FIN8 (aka Syssphinx) has been observed in a new campaign using newly developed tools and tactics. According to a blog posted by Symantec’s Threat Hunter Team, FIN8 is utilizing a modified version of the Sardonic backdoor to deliver the Noberus ransomware.
Active since at least January 2016, this group is known for taking large breaks to improve its tactics, techniques, and procedures (TTPs). Initially specializing in point-of-sale (POS) attacks, the group has expanded its operations in recent years to include various ransomware threats.
Although FIN8 tends to change their TTPs, they have been known to employ spear-phishing for initial access and live-off-the-land (LotL) tactics to avoid detection. Primarily focusing on financially motivated cybercrimes, they tend to target organizations in sectors such as:
Some of the major changes from this group over the years include the following TTPs:
- June 2021: FIN8 was found deploying the Ragnar Locker ransomware.

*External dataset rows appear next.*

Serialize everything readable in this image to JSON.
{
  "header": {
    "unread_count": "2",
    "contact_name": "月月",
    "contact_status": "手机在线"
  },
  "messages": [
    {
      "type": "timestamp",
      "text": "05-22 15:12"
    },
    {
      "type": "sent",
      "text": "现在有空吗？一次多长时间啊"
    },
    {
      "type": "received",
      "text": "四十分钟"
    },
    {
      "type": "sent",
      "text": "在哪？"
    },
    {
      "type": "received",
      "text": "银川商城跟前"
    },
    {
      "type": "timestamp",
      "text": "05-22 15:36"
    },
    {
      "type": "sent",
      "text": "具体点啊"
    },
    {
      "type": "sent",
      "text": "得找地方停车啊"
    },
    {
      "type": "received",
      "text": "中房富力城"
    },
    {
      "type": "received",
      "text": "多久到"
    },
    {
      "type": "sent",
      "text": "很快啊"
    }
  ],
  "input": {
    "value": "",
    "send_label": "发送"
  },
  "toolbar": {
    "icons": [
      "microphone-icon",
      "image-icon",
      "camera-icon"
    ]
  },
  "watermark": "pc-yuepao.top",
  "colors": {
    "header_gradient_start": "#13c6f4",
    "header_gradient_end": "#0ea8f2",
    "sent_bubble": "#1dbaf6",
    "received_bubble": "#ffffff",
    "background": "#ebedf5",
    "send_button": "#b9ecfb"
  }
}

- January 2022: White Rabbit ransomware was linked to FIN8, with the attacks employing a variant of the Sardonic backdoor.

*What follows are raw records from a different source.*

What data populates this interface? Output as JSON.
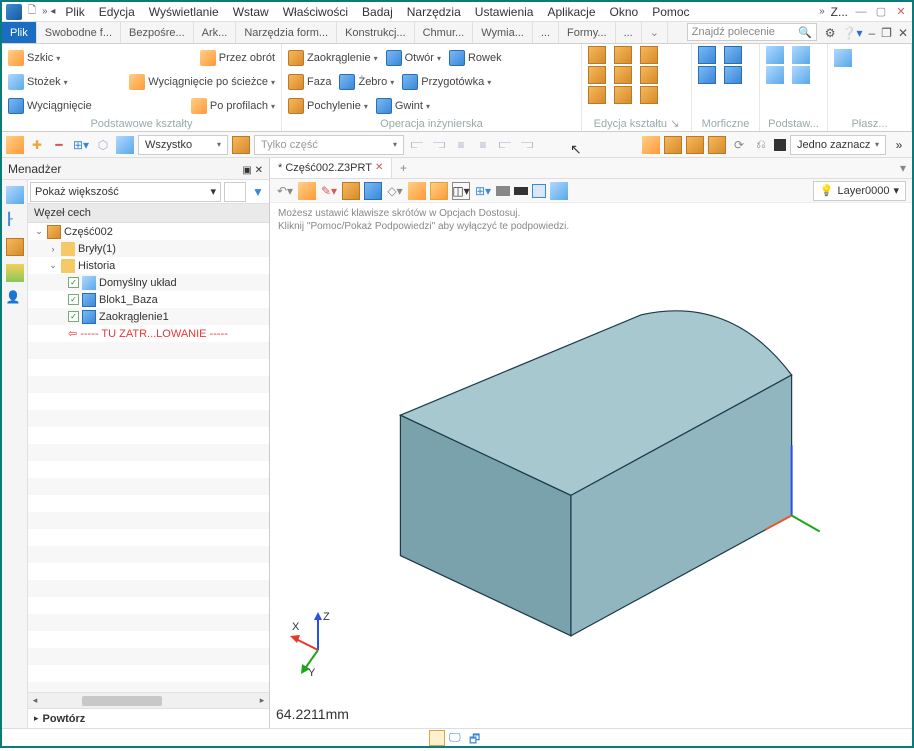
{
  "title_short": "Z...",
  "menu": [
    "Plik",
    "Edycja",
    "Wyświetlanie",
    "Wstaw",
    "Właściwości",
    "Badaj",
    "Narzędzia",
    "Ustawienia",
    "Aplikacje",
    "Okno",
    "Pomoc"
  ],
  "file_tab_active": "Plik",
  "file_tabs": [
    "Swobodne f...",
    "Bezpośre...",
    "Ark...",
    "Narzędzia form...",
    "Konstrukcj...",
    "Chmur...",
    "Wymia...",
    "...",
    "Formy...",
    "..."
  ],
  "search_placeholder": "Znajdź polecenie",
  "ribbon": {
    "group1_label": "Podstawowe kształty",
    "group1": {
      "sketch": "Szkic",
      "revolve": "Przez obrót",
      "cone": "Stożek",
      "sweep": "Wyciągnięcie po ścieżce",
      "extrude": "Wyciągnięcie",
      "loft": "Po profilach"
    },
    "group2_label": "Operacja inżynierska",
    "group2": {
      "fillet": "Zaokrąglenie",
      "hole": "Otwór",
      "slot": "Rowek",
      "chamfer": "Faza",
      "rib": "Żebro",
      "prep": "Przygotówka",
      "draft": "Pochylenie",
      "thread": "Gwint"
    },
    "group3_label": "Edycja kształtu",
    "group4_label": "Morficzne",
    "group5_label": "Podstaw...",
    "group6_label": "Płasz..."
  },
  "secbar": {
    "filter": "Wszystko",
    "scope": "Tylko część",
    "select_mode": "Jedno zaznacz"
  },
  "manager": {
    "title": "Menadżer",
    "show": "Pokaż większość",
    "tree_header": "Węzeł cech",
    "part": "Część002",
    "solids": "Bryły(1)",
    "history": "Historia",
    "feat1": "Domyślny układ",
    "feat2": "Blok1_Baza",
    "feat3": "Zaokrąglenie1",
    "pointer": "----- TU ZATR...LOWANIE -----",
    "repeat": "Powtórz"
  },
  "doc": {
    "name": "Część002.Z3PRT",
    "dirty": "*"
  },
  "hints": {
    "l1": "Możesz ustawić klawisze skrótów w Opcjach Dostosuj.",
    "l2": "Kliknij \"Pomoc/Pokaż Podpowiedzi\" aby wyłączyć te podpowiedzi."
  },
  "layer": "Layer0000",
  "triad": {
    "x": "X",
    "y": "Y",
    "z": "Z"
  },
  "measure": "64.2211mm"
}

- December 2022: Symantec identified attempts by the group to distribute the Noberus, aka BlackCat (ALPHV), ransomware. Noberus is operated by another financially motivated cybercrime group known as Coreid (aka Blackmatter, Carbon Spider, FIN7).

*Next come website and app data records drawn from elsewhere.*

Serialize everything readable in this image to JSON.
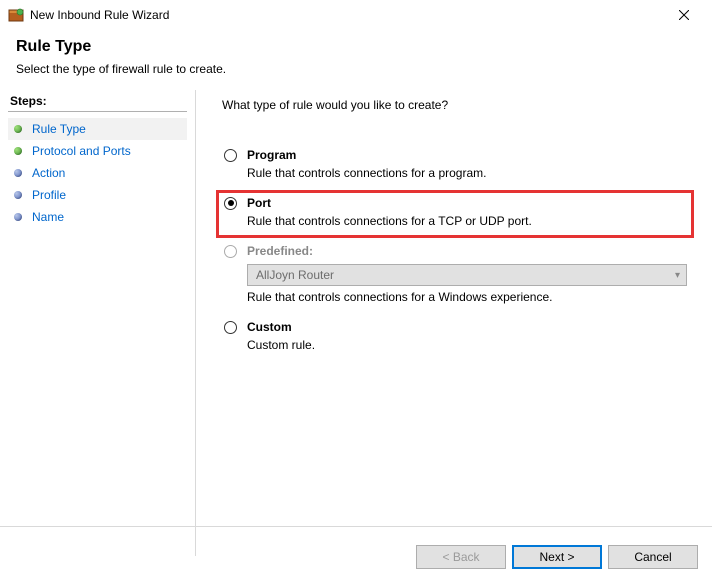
{
  "titlebar": {
    "title": "New Inbound Rule Wizard"
  },
  "header": {
    "title": "Rule Type",
    "subtitle": "Select the type of firewall rule to create."
  },
  "sidebar": {
    "heading": "Steps:",
    "items": [
      {
        "label": "Rule Type"
      },
      {
        "label": "Protocol and Ports"
      },
      {
        "label": "Action"
      },
      {
        "label": "Profile"
      },
      {
        "label": "Name"
      }
    ]
  },
  "content": {
    "prompt": "What type of rule would you like to create?",
    "options": {
      "program": {
        "label": "Program",
        "desc": "Rule that controls connections for a program."
      },
      "port": {
        "label": "Port",
        "desc": "Rule that controls connections for a TCP or UDP port."
      },
      "predefined": {
        "label": "Predefined:",
        "selected": "AllJoyn Router",
        "desc": "Rule that controls connections for a Windows experience."
      },
      "custom": {
        "label": "Custom",
        "desc": "Custom rule."
      }
    }
  },
  "footer": {
    "back": "< Back",
    "next": "Next >",
    "cancel": "Cancel"
  }
}
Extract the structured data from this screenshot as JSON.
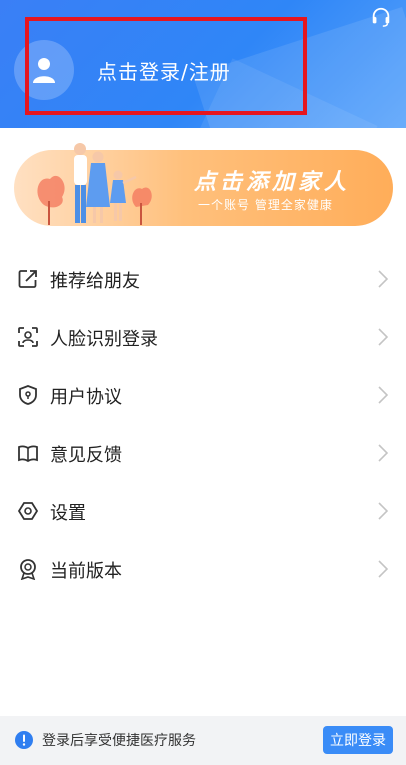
{
  "header": {
    "login_prompt": "点击登录/注册",
    "colors": {
      "primary_blue": "#3a7ff6",
      "highlight_box": "#e5161f"
    }
  },
  "family_banner": {
    "title": "点击添加家人",
    "subtitle": "一个账号 管理全家健康"
  },
  "menu": {
    "items": [
      {
        "label": "推荐给朋友",
        "icon": "share-icon"
      },
      {
        "label": "人脸识别登录",
        "icon": "face-scan-icon"
      },
      {
        "label": "用户协议",
        "icon": "shield-icon"
      },
      {
        "label": "意见反馈",
        "icon": "book-icon"
      },
      {
        "label": "设置",
        "icon": "settings-icon"
      },
      {
        "label": "当前版本",
        "icon": "badge-icon"
      }
    ]
  },
  "footer": {
    "message": "登录后享受便捷医疗服务",
    "button_label": "立即登录"
  }
}
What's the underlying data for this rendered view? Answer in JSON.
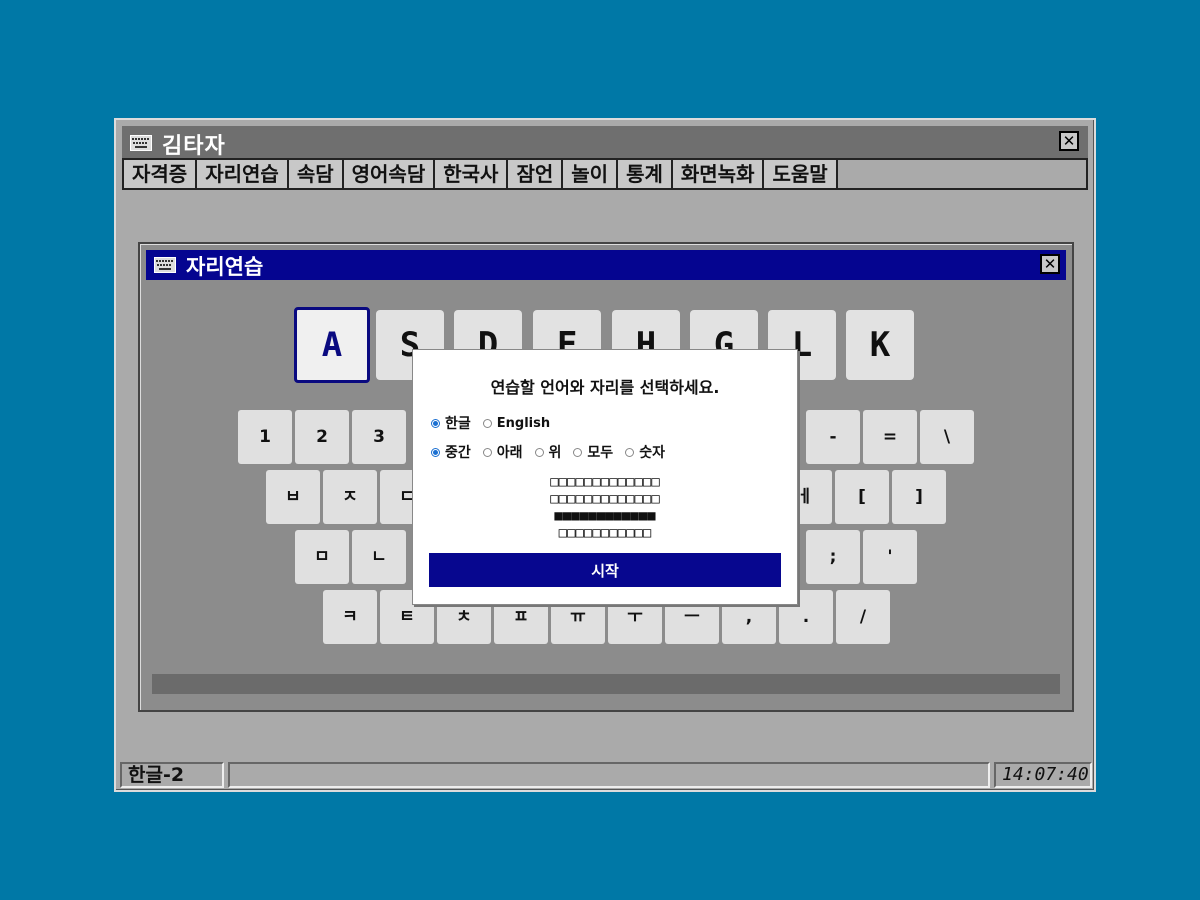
{
  "window": {
    "title": "김타자",
    "icon": "keyboard-icon",
    "close_label": "✕"
  },
  "menu": [
    "자격증",
    "자리연습",
    "속담",
    "영어속담",
    "한국사",
    "잠언",
    "놀이",
    "통계",
    "화면녹화",
    "도움말"
  ],
  "practice_window": {
    "title": "자리연습",
    "icon": "keyboard-icon",
    "close_label": "✕"
  },
  "target_keys": [
    "A",
    "S",
    "D",
    "F",
    "H",
    "G",
    "L",
    "K"
  ],
  "keyboard": {
    "row1_left": [
      "1",
      "2",
      "3"
    ],
    "row1_right": [
      "-",
      "=",
      "\\"
    ],
    "row2_left": [
      "ㅂ",
      "ㅈ",
      "ㄷ"
    ],
    "row2_right": [
      "ㅔ",
      "[",
      "]"
    ],
    "row3_left": [
      "ㅁ",
      "ㄴ"
    ],
    "row3_right": [
      ";",
      "'"
    ],
    "row4": [
      "ㅋ",
      "ㅌ",
      "ㅊ",
      "ㅍ",
      "ㅠ",
      "ㅜ",
      "ㅡ",
      ",",
      ".",
      "/"
    ]
  },
  "dialog": {
    "prompt": "연습할 언어와 자리를 선택하세요.",
    "language_options": [
      {
        "label": "한글",
        "checked": true
      },
      {
        "label": "English",
        "checked": false
      }
    ],
    "row_options": [
      {
        "label": "중간",
        "checked": true
      },
      {
        "label": "아래",
        "checked": false
      },
      {
        "label": "위",
        "checked": false
      },
      {
        "label": "모두",
        "checked": false
      },
      {
        "label": "숫자",
        "checked": false
      }
    ],
    "pattern": [
      "□□□□□□□□□□□□□",
      "□□□□□□□□□□□□□",
      "■■■■■■■■■■■■",
      "□□□□□□□□□□□"
    ],
    "start_label": "시작"
  },
  "statusbar": {
    "mode": "한글-2",
    "clock": "14:07:40"
  },
  "colors": {
    "desktop": "#0078a6",
    "accent": "#07078f",
    "radio": "#1a6fd1"
  }
}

The recent attack campaign revealed that FIN8 had made significant modifications to the Sardonic backdoor, previously analyzed by Bitdefender in 2021. According to Symantec, the new Sardonic backdoor uses primarily C code instead of C++ to reduce detection and change TTPs to avoid attribution.
A major change with this variation is the initial PowerShell script used to infect the system now includes an obfuscated .NET DLL which is a loader that contains the injector and backdoor payloads. In past FIN8 attacks, a downloader has been used to obtain these payloads. The backdoor in this variation can handle up to ten sessions at a time, each of which can steal a process token from a chosen process ID to avoid detection.
FIN8 remains an active and evolving threat group, continuously refining its capabilities and techniques to avoid detection and expand their impact, showcasing their commitment to maximizing profits. Organizations must stay vigilant and employ up-to-date protection measures to defend against this highly skilled threat actor.